An interesting rags-to-riches story is that of the richest self-made woman, Hong Kong’s Zhou Qunfei, who lost her mother as a child and quit school at 16 to work. She went on to found her own watch lenses manufacturing business after years of work experience in factories. Eventually she got into the business of making glass covers for cell phones, and Apple and Samsung are among her customers. Her self-made fortune: $7.8 billion.
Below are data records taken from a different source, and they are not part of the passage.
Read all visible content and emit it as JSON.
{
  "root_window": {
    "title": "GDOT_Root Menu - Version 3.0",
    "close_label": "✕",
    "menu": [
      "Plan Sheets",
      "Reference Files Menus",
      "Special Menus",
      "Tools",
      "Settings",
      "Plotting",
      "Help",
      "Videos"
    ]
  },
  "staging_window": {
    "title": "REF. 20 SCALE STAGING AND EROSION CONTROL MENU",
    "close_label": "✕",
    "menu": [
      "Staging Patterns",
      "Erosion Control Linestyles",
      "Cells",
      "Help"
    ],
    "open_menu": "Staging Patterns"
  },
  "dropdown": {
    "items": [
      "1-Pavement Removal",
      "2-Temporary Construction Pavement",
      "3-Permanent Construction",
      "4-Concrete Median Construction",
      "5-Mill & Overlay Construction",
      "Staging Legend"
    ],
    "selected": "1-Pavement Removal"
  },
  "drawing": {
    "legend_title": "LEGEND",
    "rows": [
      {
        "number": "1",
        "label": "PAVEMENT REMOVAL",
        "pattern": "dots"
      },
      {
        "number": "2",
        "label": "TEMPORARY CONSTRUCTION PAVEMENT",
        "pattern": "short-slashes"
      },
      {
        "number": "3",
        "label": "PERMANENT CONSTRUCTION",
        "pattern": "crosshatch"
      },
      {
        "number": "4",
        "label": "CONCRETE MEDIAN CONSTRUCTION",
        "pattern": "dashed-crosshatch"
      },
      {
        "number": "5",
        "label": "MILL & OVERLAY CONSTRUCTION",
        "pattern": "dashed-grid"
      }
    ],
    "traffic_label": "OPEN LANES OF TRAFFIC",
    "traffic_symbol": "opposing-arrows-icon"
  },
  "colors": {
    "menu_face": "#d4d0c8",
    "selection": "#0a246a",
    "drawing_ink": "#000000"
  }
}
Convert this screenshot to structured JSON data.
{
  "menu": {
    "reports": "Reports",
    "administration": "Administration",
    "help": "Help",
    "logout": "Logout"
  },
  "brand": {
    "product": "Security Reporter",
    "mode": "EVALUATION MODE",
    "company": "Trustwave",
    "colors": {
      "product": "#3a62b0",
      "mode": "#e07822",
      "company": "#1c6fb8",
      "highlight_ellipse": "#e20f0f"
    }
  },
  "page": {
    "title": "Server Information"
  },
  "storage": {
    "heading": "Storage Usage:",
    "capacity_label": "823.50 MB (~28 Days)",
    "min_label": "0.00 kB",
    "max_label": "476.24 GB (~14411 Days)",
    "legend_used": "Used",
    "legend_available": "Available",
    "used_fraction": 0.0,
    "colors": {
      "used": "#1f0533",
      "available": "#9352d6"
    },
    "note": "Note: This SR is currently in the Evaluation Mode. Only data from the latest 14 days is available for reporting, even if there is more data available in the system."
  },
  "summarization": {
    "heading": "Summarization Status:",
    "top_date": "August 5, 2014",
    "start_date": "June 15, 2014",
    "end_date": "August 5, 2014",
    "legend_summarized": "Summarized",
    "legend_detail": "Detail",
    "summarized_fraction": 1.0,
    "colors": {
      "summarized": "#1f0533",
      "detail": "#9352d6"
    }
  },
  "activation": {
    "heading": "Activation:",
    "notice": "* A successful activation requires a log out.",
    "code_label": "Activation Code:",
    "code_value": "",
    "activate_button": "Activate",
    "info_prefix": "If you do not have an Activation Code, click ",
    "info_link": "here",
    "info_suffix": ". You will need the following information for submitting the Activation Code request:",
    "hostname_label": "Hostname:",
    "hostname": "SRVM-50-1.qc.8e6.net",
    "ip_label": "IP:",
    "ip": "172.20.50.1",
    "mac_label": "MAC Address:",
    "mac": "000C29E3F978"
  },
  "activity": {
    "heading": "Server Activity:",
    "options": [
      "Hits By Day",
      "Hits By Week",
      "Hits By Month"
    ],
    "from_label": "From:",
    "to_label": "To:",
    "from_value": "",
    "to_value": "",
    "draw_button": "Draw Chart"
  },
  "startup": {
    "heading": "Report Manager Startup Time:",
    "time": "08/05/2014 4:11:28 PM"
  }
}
While these women have all the riches in the world and good luck and godspeed to them, in our daily lives we come across so many women — by a sheer coincidence I am writing this Edit on Women’s Day — who have different kinds of wealth. I met one such woman, brimming with the richness of love, compassion and caring in Pune, while doing the cover story for this issue. A post graduate in philosophy, Renutai has spent several decades after throwing up a well-paying job as a Saraswat Bank officer in Mumbai, “to work for the community and give love to those who don’t get any”. For nearly 20 years she has scouted the streets of Budhwar Peth, Pune’s massive red light district which is estimated to have several thousand sex workers. Her biggest fear is that the children of these workers will eventually get sucked into the flesh trade and there are several sordid tales of child trafficking proving her right. Renutai gives me goosebumps when she relates the story of a nine-year-old girl who she had rescued and kept at the residential facility she runs in Pune, where the children go to a private school. The mother had sanctioned this, but due to debts, she quietly sold the girl to a trafficker. Her attempts to rescue the child, and even buy her back, failed. Responding to her desperation and anguish the pimp said: ‘Aap itna dukh kyo karti ho, woh ab Bangalore ki khidki mei hei (Why are you so sad; she is now in the Bangalore flesh trade).
A mere 9-year-old child; think about it…